>> (with-current-directory "/some/dir"
>> (lambda () ...))
>> saves the OS's idea of the current directory, does a chdir() to the desired directory before the thunk and then a chdir() back to the old one afterwards.
> I guess I’m missing the use case for this… Are you trying to design something that works only in single-threaded Schemes? In other words you are deliberately ignoring issues with concurrent uses of this construct because there’s no solution?
I didn't think of it that way, but your conclusion is right. I'm not
even quite sure what the appropriate use of per-thread OS working
directories in C/C++ programs is. I guess it can work if one is very
careful to be sure of which thread all code runs in (including library
I haven't worked on many multi-threaded programs, and not any big ones,
but what I've done is to have the same OS cwd on each thread and merge
pathnames manually. For per-thread cwd's I'd do one of these:
1) The application programmer would have a per-thread variable or
parameter containing the thread's base pathname. This variable would not
affect the OS interface; the programmer would have to manually merge
pathnames to the base path before passing them onto the OS procedures.
2) Have a per-thread file descriptor that has opened that thread's
current directory. The file descriptor would be passed to Unix calls
like openat() and unlinkat() to help resolve relative paths.
Option 2 is nice in that we have support from the kernel, but it's not
as portable. I'm not sure whether there's a Windows equivalent. And it
would require an optional cwd argument in all the OS procedures (or the
per-thread fd would be stored in a standardized parameter as you
suggested, and the OS procedures would always get it from there without
needing a separate argument).
> What is the purpose of this construct? It sets up the current directory of the process (to affect the behavior of external, i.e. C and OS, code)? It implements the concept of “current directory” for Scheme code to use (for example to expand relative filenames)? Only one or both?
Both. Most languages' OS APIs don't resolve relative pathnames
themselves, they just pass them verbatim to the Unix syscalls so the
kernel resolves them. So the with-current-directory construct would
affect Unix syscalls, and thereby implicitly affect Scheme code by
virtue of the fact that Scheme code would defer to the syscalls.
The with-current-directory thing is provided because it's simple and
convenient; I haven't met an implementation in any language that tries
to do anything fancier than the chdir() and unwind-protect thing. So

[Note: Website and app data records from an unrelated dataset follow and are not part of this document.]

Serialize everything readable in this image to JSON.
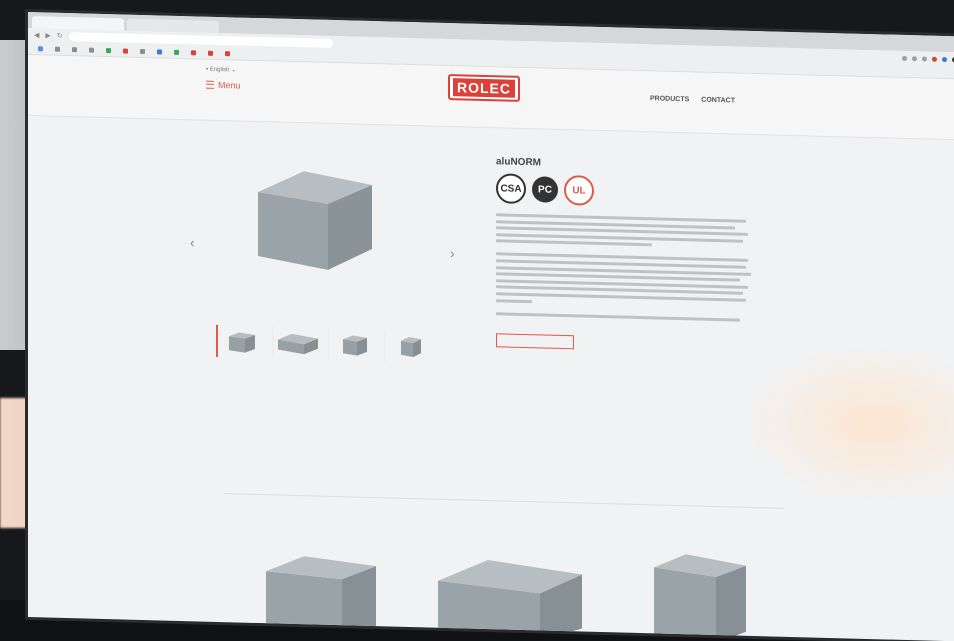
{
  "browser": {
    "tabs": [
      "",
      ""
    ],
    "url": "",
    "bookmarks": [
      "",
      "",
      "",
      "",
      "",
      "",
      "",
      "",
      "",
      "",
      "",
      ""
    ]
  },
  "site": {
    "language": "English",
    "menu_label": "Menu",
    "logo_text": "ROLEC",
    "util_links": [
      "",
      "",
      ""
    ],
    "main_links": [
      "PRODUCTS",
      "CONTACT"
    ]
  },
  "breadcrumb": "",
  "product": {
    "title": "aluNORM",
    "subtitle": "",
    "certifications": [
      "CSA",
      "PC",
      "UL"
    ],
    "rating": "",
    "image_caption": "",
    "cta_label": ""
  },
  "tabs": [
    "",
    "",
    "",
    "",
    "",
    "",
    "",
    ""
  ],
  "variants": [
    "",
    "",
    ""
  ],
  "colors": {
    "brand_red": "#d9413a",
    "accent": "#e05a4a",
    "enclosure_grey": "#9ea7ab"
  }
}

users know what it does and don't expect anything more. This is the
first discussion I've been in where the idea of doing anything more
complex has been brought up. I think this kind of thoroughness is a
merit to the Scheme community and the Right Thing design approach.